**PROBLEM TO SOLVE:** Word for word, restate all of the records.

**RECORDS FOR THIS EXERCISE:**
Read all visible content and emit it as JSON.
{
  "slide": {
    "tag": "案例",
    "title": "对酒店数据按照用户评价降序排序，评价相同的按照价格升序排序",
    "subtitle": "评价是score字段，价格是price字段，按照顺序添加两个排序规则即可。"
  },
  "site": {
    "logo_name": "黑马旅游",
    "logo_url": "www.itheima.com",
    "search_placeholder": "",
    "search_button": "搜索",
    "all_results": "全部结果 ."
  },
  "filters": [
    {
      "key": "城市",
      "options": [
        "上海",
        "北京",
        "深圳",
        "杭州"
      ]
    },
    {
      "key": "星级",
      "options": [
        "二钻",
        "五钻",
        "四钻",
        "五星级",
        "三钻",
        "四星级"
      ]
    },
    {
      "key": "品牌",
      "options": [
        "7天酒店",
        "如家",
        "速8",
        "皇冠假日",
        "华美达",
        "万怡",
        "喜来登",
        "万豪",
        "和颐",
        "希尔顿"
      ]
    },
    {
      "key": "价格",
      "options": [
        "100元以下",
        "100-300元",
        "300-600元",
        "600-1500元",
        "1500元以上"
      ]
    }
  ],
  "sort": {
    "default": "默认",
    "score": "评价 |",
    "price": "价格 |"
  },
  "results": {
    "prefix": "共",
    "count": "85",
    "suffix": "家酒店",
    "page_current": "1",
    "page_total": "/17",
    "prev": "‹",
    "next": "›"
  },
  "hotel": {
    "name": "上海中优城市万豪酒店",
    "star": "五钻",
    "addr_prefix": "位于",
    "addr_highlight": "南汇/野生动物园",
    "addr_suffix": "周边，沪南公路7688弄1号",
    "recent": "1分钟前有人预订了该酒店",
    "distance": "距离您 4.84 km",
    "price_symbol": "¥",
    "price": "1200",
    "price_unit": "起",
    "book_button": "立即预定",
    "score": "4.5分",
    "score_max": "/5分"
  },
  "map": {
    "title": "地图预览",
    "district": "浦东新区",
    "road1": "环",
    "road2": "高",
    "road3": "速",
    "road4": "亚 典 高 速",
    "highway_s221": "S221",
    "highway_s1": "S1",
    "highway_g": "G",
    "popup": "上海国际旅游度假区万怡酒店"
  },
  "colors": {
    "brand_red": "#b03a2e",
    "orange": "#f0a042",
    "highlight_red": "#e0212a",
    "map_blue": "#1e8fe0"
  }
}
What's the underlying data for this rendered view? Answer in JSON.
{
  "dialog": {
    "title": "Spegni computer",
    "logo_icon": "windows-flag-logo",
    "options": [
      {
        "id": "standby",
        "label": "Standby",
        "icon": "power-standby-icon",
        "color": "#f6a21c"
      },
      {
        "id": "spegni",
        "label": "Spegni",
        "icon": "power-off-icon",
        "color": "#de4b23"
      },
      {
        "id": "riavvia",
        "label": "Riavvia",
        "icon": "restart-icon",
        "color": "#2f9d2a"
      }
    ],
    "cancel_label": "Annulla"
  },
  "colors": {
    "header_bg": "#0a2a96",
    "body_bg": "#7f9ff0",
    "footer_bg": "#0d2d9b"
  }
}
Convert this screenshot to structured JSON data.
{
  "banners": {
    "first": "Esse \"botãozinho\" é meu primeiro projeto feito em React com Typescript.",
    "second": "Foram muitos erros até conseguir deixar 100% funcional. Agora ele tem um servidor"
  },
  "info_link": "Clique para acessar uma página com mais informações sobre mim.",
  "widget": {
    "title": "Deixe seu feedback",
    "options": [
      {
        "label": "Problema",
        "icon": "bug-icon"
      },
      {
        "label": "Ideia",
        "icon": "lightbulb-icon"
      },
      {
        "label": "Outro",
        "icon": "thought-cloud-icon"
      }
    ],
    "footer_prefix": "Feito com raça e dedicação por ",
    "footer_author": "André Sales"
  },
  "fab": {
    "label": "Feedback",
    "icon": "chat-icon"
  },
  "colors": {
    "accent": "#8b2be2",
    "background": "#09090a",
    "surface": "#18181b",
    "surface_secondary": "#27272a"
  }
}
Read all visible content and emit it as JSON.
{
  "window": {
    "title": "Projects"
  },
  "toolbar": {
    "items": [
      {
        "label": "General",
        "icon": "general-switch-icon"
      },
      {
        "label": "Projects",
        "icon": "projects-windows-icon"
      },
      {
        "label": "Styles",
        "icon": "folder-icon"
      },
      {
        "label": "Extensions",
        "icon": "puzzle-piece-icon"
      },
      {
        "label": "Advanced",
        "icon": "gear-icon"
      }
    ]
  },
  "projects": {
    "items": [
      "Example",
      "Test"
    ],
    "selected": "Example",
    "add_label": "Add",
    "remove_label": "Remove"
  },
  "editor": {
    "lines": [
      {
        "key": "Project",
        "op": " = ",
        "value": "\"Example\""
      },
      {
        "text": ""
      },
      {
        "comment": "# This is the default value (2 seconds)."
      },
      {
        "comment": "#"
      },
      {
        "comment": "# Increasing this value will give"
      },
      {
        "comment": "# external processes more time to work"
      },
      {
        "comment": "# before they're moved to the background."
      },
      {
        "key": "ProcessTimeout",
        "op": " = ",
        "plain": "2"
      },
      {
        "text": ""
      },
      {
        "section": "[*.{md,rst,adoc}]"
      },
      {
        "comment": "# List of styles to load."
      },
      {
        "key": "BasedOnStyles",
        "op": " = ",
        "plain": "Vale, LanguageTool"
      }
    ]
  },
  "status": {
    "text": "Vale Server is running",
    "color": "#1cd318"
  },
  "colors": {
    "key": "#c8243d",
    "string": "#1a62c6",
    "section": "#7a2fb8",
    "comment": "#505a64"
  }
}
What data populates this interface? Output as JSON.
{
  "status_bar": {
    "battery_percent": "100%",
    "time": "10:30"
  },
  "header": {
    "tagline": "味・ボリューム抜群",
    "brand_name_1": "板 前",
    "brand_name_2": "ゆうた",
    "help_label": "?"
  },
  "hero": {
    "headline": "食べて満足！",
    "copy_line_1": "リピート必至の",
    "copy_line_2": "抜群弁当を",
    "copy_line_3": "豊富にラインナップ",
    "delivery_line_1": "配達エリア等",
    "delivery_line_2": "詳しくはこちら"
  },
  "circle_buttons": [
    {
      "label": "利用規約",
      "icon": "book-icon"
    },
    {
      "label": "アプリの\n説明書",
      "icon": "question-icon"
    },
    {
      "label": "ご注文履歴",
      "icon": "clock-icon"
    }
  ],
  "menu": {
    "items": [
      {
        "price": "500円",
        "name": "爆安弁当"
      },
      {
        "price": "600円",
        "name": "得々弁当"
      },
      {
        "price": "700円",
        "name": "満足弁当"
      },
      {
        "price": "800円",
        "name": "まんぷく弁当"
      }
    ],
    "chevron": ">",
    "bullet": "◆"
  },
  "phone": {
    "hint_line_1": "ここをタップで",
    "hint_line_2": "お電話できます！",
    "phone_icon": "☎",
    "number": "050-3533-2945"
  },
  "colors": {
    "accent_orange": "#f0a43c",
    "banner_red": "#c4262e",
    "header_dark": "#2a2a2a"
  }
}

**RESPONSE TO THIS EXERCISE:**
Read all visible content and emit it as JSON.
{
  "slide": {
    "tag": "案例",
    "title": "对酒店数据按照用户评价降序排序，评价相同的按照价格升序排序",
    "subtitle": "评价是score字段，价格是price字段，按照顺序添加两个排序规则即可。"
  },
  "site": {
    "logo_name": "黑马旅游",
    "logo_url": "www.itheima.com",
    "search_placeholder": "",
    "search_button": "搜索",
    "all_results": "全部结果 ."
  },
  "filters": [
    {
      "key": "城市",
      "options": [
        "上海",
        "北京",
        "深圳",
        "杭州"
      ]
    },
    {
      "key": "星级",
      "options": [
        "二钻",
        "五钻",
        "四钻",
        "五星级",
        "三钻",
        "四星级"
      ]
    },
    {
      "key": "品牌",
      "options": [
        "7天酒店",
        "如家",
        "速8",
        "皇冠假日",
        "华美达",
        "万怡",
        "喜来登",
        "万豪",
        "和颐",
        "希尔顿"
      ]
    },
    {
      "key": "价格",
      "options": [
        "100元以下",
        "100-300元",
        "300-600元",
        "600-1500元",
        "1500元以上"
      ]
    }
  ],
  "sort": {
    "default": "默认",
    "score": "评价 |",
    "price": "价格 |"
  },
  "results": {
    "prefix": "共",
    "count": "85",
    "suffix": "家酒店",
    "page_current": "1",
    "page_total": "/17",
    "prev": "‹",
    "next": "›"
  },
  "hotel": {
    "name": "上海中优城市万豪酒店",
    "star": "五钻",
    "addr_prefix": "位于",
    "addr_highlight": "南汇/野生动物园",
    "addr_suffix": "周边，沪南公路7688弄1号",
    "recent": "1分钟前有人预订了该酒店",
    "distance": "距离您 4.84 km",
    "price_symbol": "¥",
    "price": "1200",
    "price_unit": "起",
    "book_button": "立即预定",
    "score": "4.5分",
    "score_max": "/5分"
  },
  "map": {
    "title": "地图预览",
    "district": "浦东新区",
    "road1": "环",
    "road2": "高",
    "road3": "速",
    "road4": "亚 典 高 速",
    "highway_s221": "S221",
    "highway_s1": "S1",
    "highway_g": "G",
    "popup": "上海国际旅游度假区万怡酒店"
  },
  "colors": {
    "brand_red": "#b03a2e",
    "orange": "#f0a042",
    "highlight_red": "#e0212a",
    "map_blue": "#1e8fe0"
  }
}
What's the underlying data for this rendered view? Answer in JSON.
{
  "dialog": {
    "title": "Spegni computer",
    "logo_icon": "windows-flag-logo",
    "options": [
      {
        "id": "standby",
        "label": "Standby",
        "icon": "power-standby-icon",
        "color": "#f6a21c"
      },
      {
        "id": "spegni",
        "label": "Spegni",
        "icon": "power-off-icon",
        "color": "#de4b23"
      },
      {
        "id": "riavvia",
        "label": "Riavvia",
        "icon": "restart-icon",
        "color": "#2f9d2a"
      }
    ],
    "cancel_label": "Annulla"
  },
  "colors": {
    "header_bg": "#0a2a96",
    "body_bg": "#7f9ff0",
    "footer_bg": "#0d2d9b"
  }
}
Convert this screenshot to structured JSON data.
{
  "banners": {
    "first": "Esse \"botãozinho\" é meu primeiro projeto feito em React com Typescript.",
    "second": "Foram muitos erros até conseguir deixar 100% funcional. Agora ele tem um servidor"
  },
  "info_link": "Clique para acessar uma página com mais informações sobre mim.",
  "widget": {
    "title": "Deixe seu feedback",
    "options": [
      {
        "label": "Problema",
        "icon": "bug-icon"
      },
      {
        "label": "Ideia",
        "icon": "lightbulb-icon"
      },
      {
        "label": "Outro",
        "icon": "thought-cloud-icon"
      }
    ],
    "footer_prefix": "Feito com raça e dedicação por ",
    "footer_author": "André Sales"
  },
  "fab": {
    "label": "Feedback",
    "icon": "chat-icon"
  },
  "colors": {
    "accent": "#8b2be2",
    "background": "#09090a",
    "surface": "#18181b",
    "surface_secondary": "#27272a"
  }
}
Read all visible content and emit it as JSON.
{
  "window": {
    "title": "Projects"
  },
  "toolbar": {
    "items": [
      {
        "label": "General",
        "icon": "general-switch-icon"
      },
      {
        "label": "Projects",
        "icon": "projects-windows-icon"
      },
      {
        "label": "Styles",
        "icon": "folder-icon"
      },
      {
        "label": "Extensions",
        "icon": "puzzle-piece-icon"
      },
      {
        "label": "Advanced",
        "icon": "gear-icon"
      }
    ]
  },
  "projects": {
    "items": [
      "Example",
      "Test"
    ],
    "selected": "Example",
    "add_label": "Add",
    "remove_label": "Remove"
  },
  "editor": {
    "lines": [
      {
        "key": "Project",
        "op": " = ",
        "value": "\"Example\""
      },
      {
        "text": ""
      },
      {
        "comment": "# This is the default value (2 seconds)."
      },
      {
        "comment": "#"
      },
      {
        "comment": "# Increasing this value will give"
      },
      {
        "comment": "# external processes more time to work"
      },
      {
        "comment": "# before they're moved to the background."
      },
      {
        "key": "ProcessTimeout",
        "op": " = ",
        "plain": "2"
      },
      {
        "text": ""
      },
      {
        "section": "[*.{md,rst,adoc}]"
      },
      {
        "comment": "# List of styles to load."
      },
      {
        "key": "BasedOnStyles",
        "op": " = ",
        "plain": "Vale, LanguageTool"
      }
    ]
  },
  "status": {
    "text": "Vale Server is running",
    "color": "#1cd318"
  },
  "colors": {
    "key": "#c8243d",
    "string": "#1a62c6",
    "section": "#7a2fb8",
    "comment": "#505a64"
  }
}
What data populates this interface? Output as JSON.
{
  "status_bar": {
    "battery_percent": "100%",
    "time": "10:30"
  },
  "header": {
    "tagline": "味・ボリューム抜群",
    "brand_name_1": "板 前",
    "brand_name_2": "ゆうた",
    "help_label": "?"
  },
  "hero": {
    "headline": "食べて満足！",
    "copy_line_1": "リピート必至の",
    "copy_line_2": "抜群弁当を",
    "copy_line_3": "豊富にラインナップ",
    "delivery_line_1": "配達エリア等",
    "delivery_line_2": "詳しくはこちら"
  },
  "circle_buttons": [
    {
      "label": "利用規約",
      "icon": "book-icon"
    },
    {
      "label": "アプリの\n説明書",
      "icon": "question-icon"
    },
    {
      "label": "ご注文履歴",
      "icon": "clock-icon"
    }
  ],
  "menu": {
    "items": [
      {
        "price": "500円",
        "name": "爆安弁当"
      },
      {
        "price": "600円",
        "name": "得々弁当"
      },
      {
        "price": "700円",
        "name": "満足弁当"
      },
      {
        "price": "800円",
        "name": "まんぷく弁当"
      }
    ],
    "chevron": ">",
    "bullet": "◆"
  },
  "phone": {
    "hint_line_1": "ここをタップで",
    "hint_line_2": "お電話できます！",
    "phone_icon": "☎",
    "number": "050-3533-2945"
  },
  "colors": {
    "accent_orange": "#f0a43c",
    "banner_red": "#c4262e",
    "header_dark": "#2a2a2a"
  }
}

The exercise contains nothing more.